▸ **Required work**
An exact copy of every entry is needed, without any of the pictures.

▸ **Records for processing**
________________

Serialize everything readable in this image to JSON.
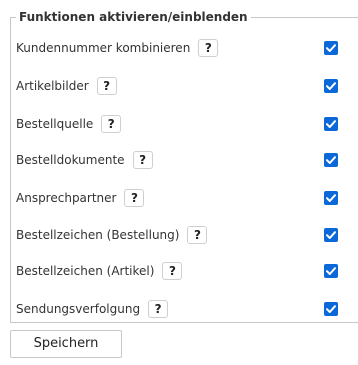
{
  "section": {
    "legend": "Funktionen aktivieren/einblenden",
    "help_label": "?",
    "options": [
      {
        "label": "Kundennummer kombinieren",
        "checked": true
      },
      {
        "label": "Artikelbilder",
        "checked": true
      },
      {
        "label": "Bestellquelle",
        "checked": true
      },
      {
        "label": "Bestelldokumente",
        "checked": true
      },
      {
        "label": "Ansprechpartner",
        "checked": true
      },
      {
        "label": "Bestellzeichen (Bestellung)",
        "checked": true
      },
      {
        "label": "Bestellzeichen (Artikel)",
        "checked": true
      },
      {
        "label": "Sendungsverfolgung",
        "checked": true
      }
    ]
  },
  "actions": {
    "save_label": "Speichern"
  },
  "colors": {
    "checkbox_fill": "#0a68d8",
    "border": "#c8c8c8",
    "text": "#333333"
  },
  "icons": {
    "help": "question-mark-icon",
    "checkbox": "checkmark-icon"
  }
}
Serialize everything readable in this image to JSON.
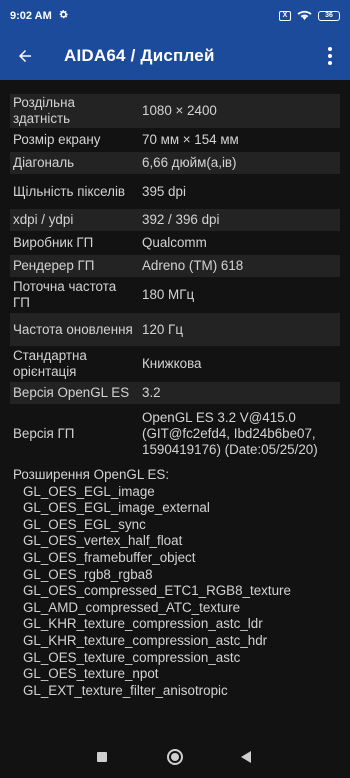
{
  "status_bar": {
    "time": "9:02 AM",
    "battery": "36",
    "xbox_glyph": "X"
  },
  "app_bar": {
    "title": "AIDA64  /  Дисплей"
  },
  "properties": [
    {
      "label": "Роздільна здатність",
      "value": "1080 × 2400"
    },
    {
      "label": "Розмір екрану",
      "value": "70 мм × 154 мм"
    },
    {
      "label": "Діагональ",
      "value": "6,66 дюйм(а,ів)"
    },
    {
      "label": "Щільність пікселів",
      "value": "395 dpi"
    },
    {
      "label": "xdpi / ydpi",
      "value": "392 / 396 dpi"
    },
    {
      "label": "Виробник ГП",
      "value": "Qualcomm"
    },
    {
      "label": "Рендерер ГП",
      "value": "Adreno (TM) 618"
    },
    {
      "label": "Поточна частота ГП",
      "value": "180 МГц"
    },
    {
      "label": "Частота оновлення",
      "value": "120 Гц"
    },
    {
      "label": "Стандартна орієнтація",
      "value": "Книжкова"
    },
    {
      "label": "Версія OpenGL ES",
      "value": "3.2"
    },
    {
      "label": "Версія ГП",
      "value": "OpenGL ES 3.2 V@415.0 (GIT@fc2efd4, Ibd24b6be07, 1590419176) (Date:05/25/20)"
    }
  ],
  "extensions": {
    "title": "Розширення OpenGL ES:",
    "items": [
      "GL_OES_EGL_image",
      "GL_OES_EGL_image_external",
      "GL_OES_EGL_sync",
      "GL_OES_vertex_half_float",
      "GL_OES_framebuffer_object",
      "GL_OES_rgb8_rgba8",
      "GL_OES_compressed_ETC1_RGB8_texture",
      "GL_AMD_compressed_ATC_texture",
      "GL_KHR_texture_compression_astc_ldr",
      "GL_KHR_texture_compression_astc_hdr",
      "GL_OES_texture_compression_astc",
      "GL_OES_texture_npot",
      "GL_EXT_texture_filter_anisotropic"
    ]
  },
  "icons": {
    "settings": "gear-icon",
    "back": "arrow-left-icon",
    "more": "more-vertical-icon",
    "wifi": "wifi-icon",
    "battery": "battery-icon"
  },
  "colors": {
    "app_bar": "#1d4b9c",
    "background": "#121212",
    "row_alt": "#232323",
    "text": "#d3d3d3"
  }
}
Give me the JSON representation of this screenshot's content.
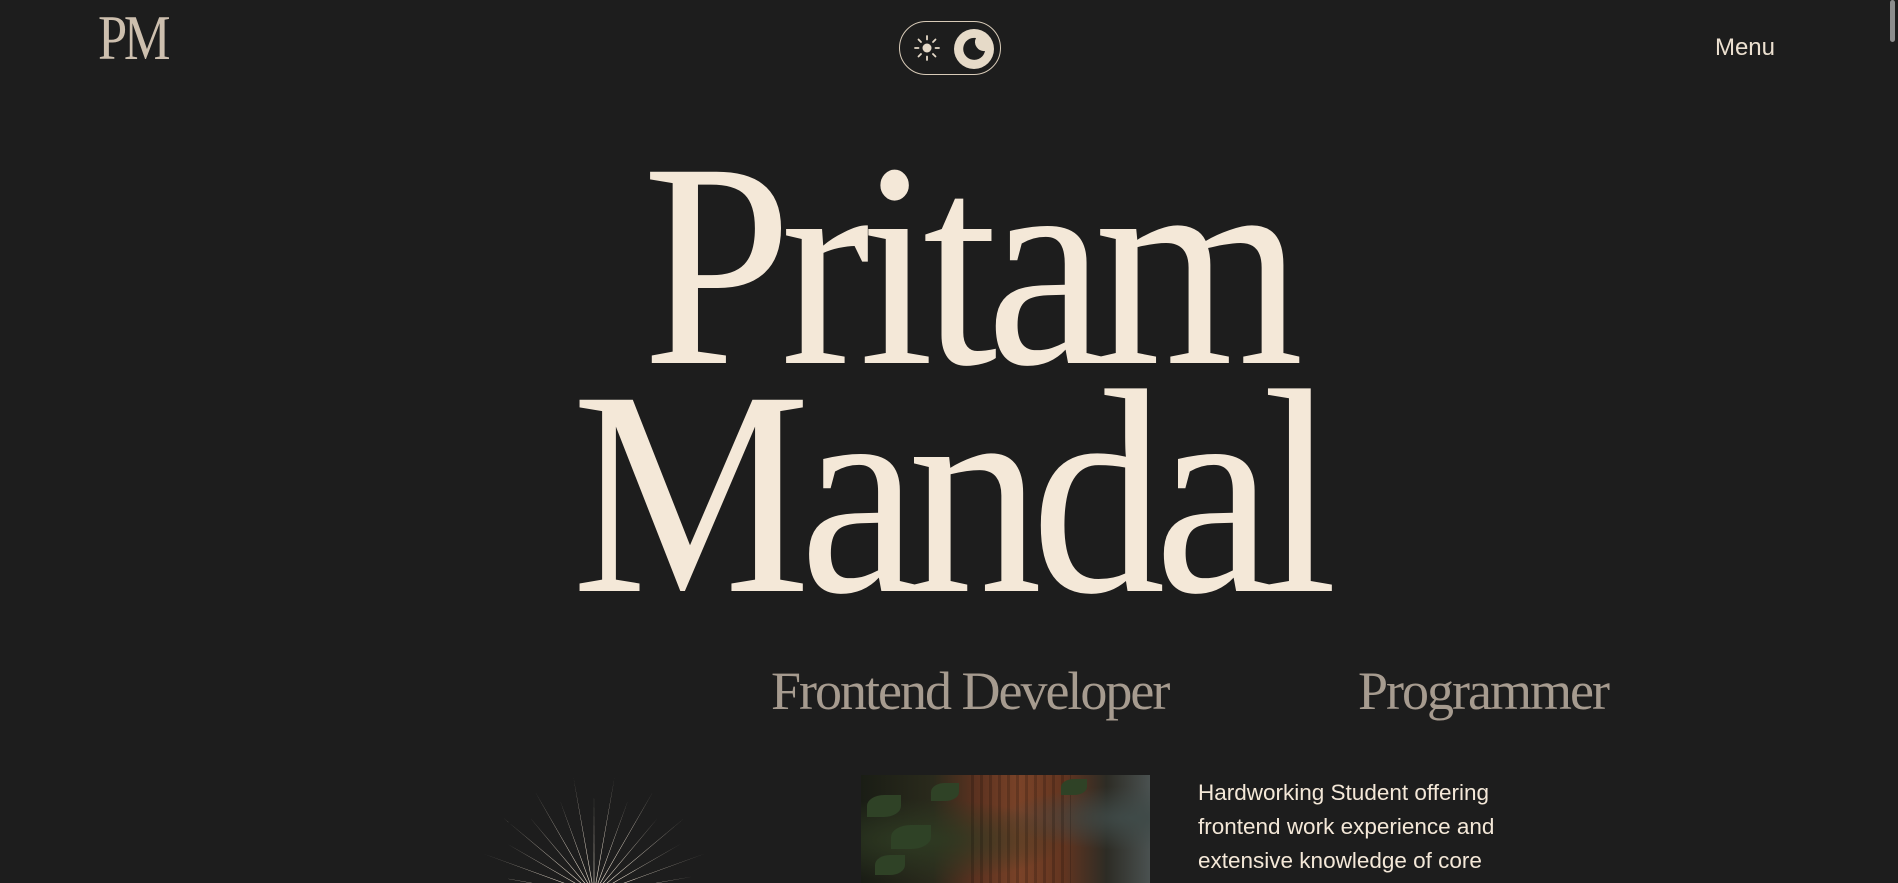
{
  "header": {
    "logo_text": "PM",
    "theme_toggle": {
      "light_icon": "sun-icon",
      "dark_icon": "moon-icon",
      "active": "dark"
    },
    "menu_label": "Menu"
  },
  "hero": {
    "first_name": "Pritam",
    "last_name": "Mandal",
    "roles": [
      "Frontend Developer",
      "Programmer"
    ]
  },
  "intro": {
    "text": "Hardworking Student offering frontend work experience and extensive knowledge of core"
  },
  "decor": {
    "starburst_icon": "sunburst-icon",
    "photo": "interior-plant-photo"
  },
  "colors": {
    "background": "#1d1d1d",
    "cream": "#f4e8d8",
    "muted": "#a69b8f"
  }
}
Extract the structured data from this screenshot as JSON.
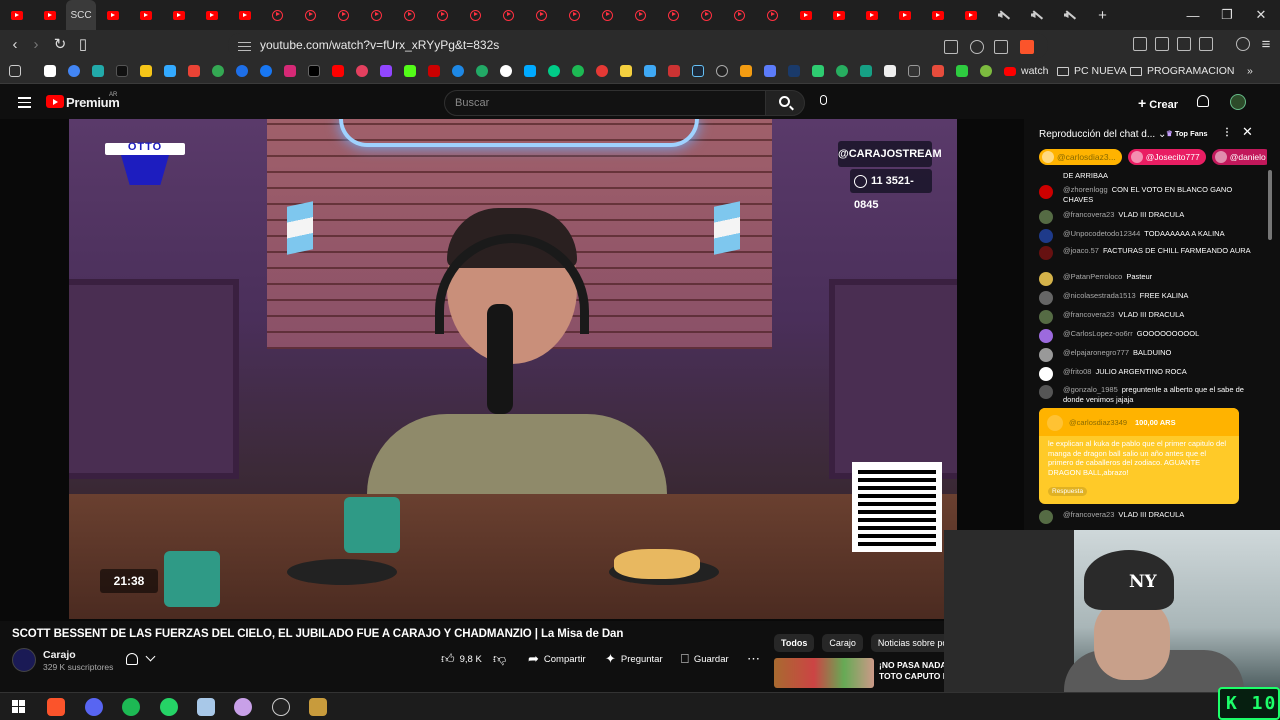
{
  "browser": {
    "active_tab_label": "SCC",
    "url": "youtube.com/watch?v=fUrx_xRYyPg&t=832s",
    "bookmarks": {
      "watch_label": "watch",
      "folder1": "PC NUEVA",
      "folder2": "PROGRAMACION"
    },
    "window_controls": {
      "minimize": "—",
      "restore": "❐",
      "close": "✕"
    }
  },
  "youtube": {
    "logo_text": "Premium",
    "region": "AR",
    "search_placeholder": "Buscar",
    "create_label": "Crear"
  },
  "video": {
    "overlay_handle": "@CARAJOSTREAM",
    "overlay_phone": "11 3521-0845",
    "timer": "21:38",
    "logo_text": "OTTO",
    "title": "SCOTT BESSENT DE LAS FUERZAS DEL CIELO, EL JUBILADO FUE A CARAJO Y CHADMANZIO | La Misa de Dan",
    "channel": "Carajo",
    "subscribers": "329 K suscriptores",
    "likes": "9,8 K",
    "share_label": "Compartir",
    "ask_label": "Preguntar",
    "save_label": "Guardar"
  },
  "chips": [
    "Todos",
    "Carajo",
    "Noticias sobre politic"
  ],
  "recommendation": {
    "line1": "¡NO PASA NADA",
    "line2": "TOTO CAPUTO NO"
  },
  "chat": {
    "header": "Reproducción del chat d...",
    "top_fans": "Top Fans",
    "pills": [
      "@carlosdiaz3...",
      "@Josecito777",
      "@danielo"
    ],
    "messages": [
      {
        "user": "",
        "text": "DE ARRIBAA"
      },
      {
        "user": "@zhorenlogg",
        "text": "CON EL VOTO EN BLANCO GANO CHAVES"
      },
      {
        "user": "@francovera23",
        "text": "VLAD III DRACULA"
      },
      {
        "user": "@Unpocodetodo12344",
        "text": "TODAAAAAA A KALINA"
      },
      {
        "user": "@joaco.57",
        "text": "FACTURAS DE CHILL FARMEANDO AURA"
      },
      {
        "user": "@PatanPerroloco",
        "text": "Pasteur"
      },
      {
        "user": "@nicolasestrada1513",
        "text": "FREE KALINA"
      },
      {
        "user": "@francovera23",
        "text": "VLAD III DRACULA"
      },
      {
        "user": "@CarlosLopez-oo6rr",
        "text": "GOOOOOOOOOL"
      },
      {
        "user": "@elpajaronegro777",
        "text": "BALDUINO"
      },
      {
        "user": "@frito08",
        "text": "JULIO ARGENTINO ROCA"
      },
      {
        "user": "@gonzalo_1985",
        "text": "preguntenle a alberto que el sabe de donde venimos jajaja"
      },
      {
        "user": "@francovera23",
        "text": "VLAD III DRACULA"
      }
    ],
    "superchat": {
      "user": "@carlosdiaz3349",
      "amount": "100,00 ARS",
      "text": "le explican al kuka de pablo que el primer capitulo del manga de dragon ball salio un año antes que el primero de caballeros del zodiaco. AGUANTE DRAGON BALL,abrazo!",
      "reply_label": "Respuesta"
    }
  },
  "stream_overlay": {
    "cap_logo": "NY",
    "badge": "K 10"
  },
  "colors": {
    "youtube_red": "#ff0000",
    "superchat_yellow": "#ffca28",
    "badge_green": "#1dff6a"
  }
}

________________

▸ **Written response**
Serialize everything readable in this image to JSON.
{
  "section": {
    "legend": "Funktionen aktivieren/einblenden",
    "help_label": "?",
    "options": [
      {
        "label": "Kundennummer kombinieren",
        "checked": true
      },
      {
        "label": "Artikelbilder",
        "checked": true
      },
      {
        "label": "Bestellquelle",
        "checked": true
      },
      {
        "label": "Bestelldokumente",
        "checked": true
      },
      {
        "label": "Ansprechpartner",
        "checked": true
      },
      {
        "label": "Bestellzeichen (Bestellung)",
        "checked": true
      },
      {
        "label": "Bestellzeichen (Artikel)",
        "checked": true
      },
      {
        "label": "Sendungsverfolgung",
        "checked": true
      }
    ]
  },
  "actions": {
    "save_label": "Speichern"
  },
  "colors": {
    "checkbox_fill": "#0a68d8",
    "border": "#c8c8c8",
    "text": "#333333"
  },
  "icons": {
    "help": "question-mark-icon",
    "checkbox": "checkmark-icon"
  }
}
Serialize everything readable in this image to JSON.
{
  "status_bar": {
    "time": "9:02 AM",
    "battery": "36",
    "xbox_glyph": "X"
  },
  "app_bar": {
    "title": "AIDA64  /  Дисплей"
  },
  "properties": [
    {
      "label": "Роздільна здатність",
      "value": "1080 × 2400"
    },
    {
      "label": "Розмір екрану",
      "value": "70 мм × 154 мм"
    },
    {
      "label": "Діагональ",
      "value": "6,66 дюйм(а,ів)"
    },
    {
      "label": "Щільність пікселів",
      "value": "395 dpi"
    },
    {
      "label": "xdpi / ydpi",
      "value": "392 / 396 dpi"
    },
    {
      "label": "Виробник ГП",
      "value": "Qualcomm"
    },
    {
      "label": "Рендерер ГП",
      "value": "Adreno (TM) 618"
    },
    {
      "label": "Поточна частота ГП",
      "value": "180 МГц"
    },
    {
      "label": "Частота оновлення",
      "value": "120 Гц"
    },
    {
      "label": "Стандартна орієнтація",
      "value": "Книжкова"
    },
    {
      "label": "Версія OpenGL ES",
      "value": "3.2"
    },
    {
      "label": "Версія ГП",
      "value": "OpenGL ES 3.2 V@415.0 (GIT@fc2efd4, Ibd24b6be07, 1590419176) (Date:05/25/20)"
    }
  ],
  "extensions": {
    "title": "Розширення OpenGL ES:",
    "items": [
      "GL_OES_EGL_image",
      "GL_OES_EGL_image_external",
      "GL_OES_EGL_sync",
      "GL_OES_vertex_half_float",
      "GL_OES_framebuffer_object",
      "GL_OES_rgb8_rgba8",
      "GL_OES_compressed_ETC1_RGB8_texture",
      "GL_AMD_compressed_ATC_texture",
      "GL_KHR_texture_compression_astc_ldr",
      "GL_KHR_texture_compression_astc_hdr",
      "GL_OES_texture_compression_astc",
      "GL_OES_texture_npot",
      "GL_EXT_texture_filter_anisotropic"
    ]
  },
  "icons": {
    "settings": "gear-icon",
    "back": "arrow-left-icon",
    "more": "more-vertical-icon",
    "wifi": "wifi-icon",
    "battery": "battery-icon"
  },
  "colors": {
    "app_bar": "#1d4b9c",
    "background": "#121212",
    "row_alt": "#232323",
    "text": "#d3d3d3"
  }
}
Give me the JSON representation of this screenshot's content.
{
  "header": {
    "logo_text": "PM",
    "theme_toggle": {
      "light_icon": "sun-icon",
      "dark_icon": "moon-icon",
      "active": "dark"
    },
    "menu_label": "Menu"
  },
  "hero": {
    "first_name": "Pritam",
    "last_name": "Mandal",
    "roles": [
      "Frontend Developer",
      "Programmer"
    ]
  },
  "intro": {
    "text": "Hardworking Student offering frontend work experience and extensive knowledge of core"
  },
  "decor": {
    "starburst_icon": "sunburst-icon",
    "photo": "interior-plant-photo"
  },
  "colors": {
    "background": "#1d1d1d",
    "cream": "#f4e8d8",
    "muted": "#a69b8f"
  }
}
Extract the structured data from this screenshot as JSON.
{
  "browser": {
    "active_tab_label": "SCC",
    "url": "youtube.com/watch?v=fUrx_xRYyPg&t=832s",
    "bookmarks": {
      "watch_label": "watch",
      "folder1": "PC NUEVA",
      "folder2": "PROGRAMACION"
    },
    "window_controls": {
      "minimize": "—",
      "restore": "❐",
      "close": "✕"
    }
  },
  "youtube": {
    "logo_text": "Premium",
    "region": "AR",
    "search_placeholder": "Buscar",
    "create_label": "Crear"
  },
  "video": {
    "overlay_handle": "@CARAJOSTREAM",
    "overlay_phone": "11 3521-0845",
    "timer": "21:38",
    "logo_text": "OTTO",
    "title": "SCOTT BESSENT DE LAS FUERZAS DEL CIELO, EL JUBILADO FUE A CARAJO Y CHADMANZIO | La Misa de Dan",
    "channel": "Carajo",
    "subscribers": "329 K suscriptores",
    "likes": "9,8 K",
    "share_label": "Compartir",
    "ask_label": "Preguntar",
    "save_label": "Guardar"
  },
  "chips": [
    "Todos",
    "Carajo",
    "Noticias sobre politic"
  ],
  "recommendation": {
    "line1": "¡NO PASA NADA",
    "line2": "TOTO CAPUTO NO"
  },
  "chat": {
    "header": "Reproducción del chat d...",
    "top_fans": "Top Fans",
    "pills": [
      "@carlosdiaz3...",
      "@Josecito777",
      "@danielo"
    ],
    "messages": [
      {
        "user": "",
        "text": "DE ARRIBAA"
      },
      {
        "user": "@zhorenlogg",
        "text": "CON EL VOTO EN BLANCO GANO CHAVES"
      },
      {
        "user": "@francovera23",
        "text": "VLAD III DRACULA"
      },
      {
        "user": "@Unpocodetodo12344",
        "text": "TODAAAAAA A KALINA"
      },
      {
        "user": "@joaco.57",
        "text": "FACTURAS DE CHILL FARMEANDO AURA"
      },
      {
        "user": "@PatanPerroloco",
        "text": "Pasteur"
      },
      {
        "user": "@nicolasestrada1513",
        "text": "FREE KALINA"
      },
      {
        "user": "@francovera23",
        "text": "VLAD III DRACULA"
      },
      {
        "user": "@CarlosLopez-oo6rr",
        "text": "GOOOOOOOOOL"
      },
      {
        "user": "@elpajaronegro777",
        "text": "BALDUINO"
      },
      {
        "user": "@frito08",
        "text": "JULIO ARGENTINO ROCA"
      },
      {
        "user": "@gonzalo_1985",
        "text": "preguntenle a alberto que el sabe de donde venimos jajaja"
      },
      {
        "user": "@francovera23",
        "text": "VLAD III DRACULA"
      }
    ],
    "superchat": {
      "user": "@carlosdiaz3349",
      "amount": "100,00 ARS",
      "text": "le explican al kuka de pablo que el primer capitulo del manga de dragon ball salio un año antes que el primero de caballeros del zodiaco. AGUANTE DRAGON BALL,abrazo!",
      "reply_label": "Respuesta"
    }
  },
  "stream_overlay": {
    "cap_logo": "NY",
    "badge": "K 10"
  },
  "colors": {
    "youtube_red": "#ff0000",
    "superchat_yellow": "#ffca28",
    "badge_green": "#1dff6a"
  }
}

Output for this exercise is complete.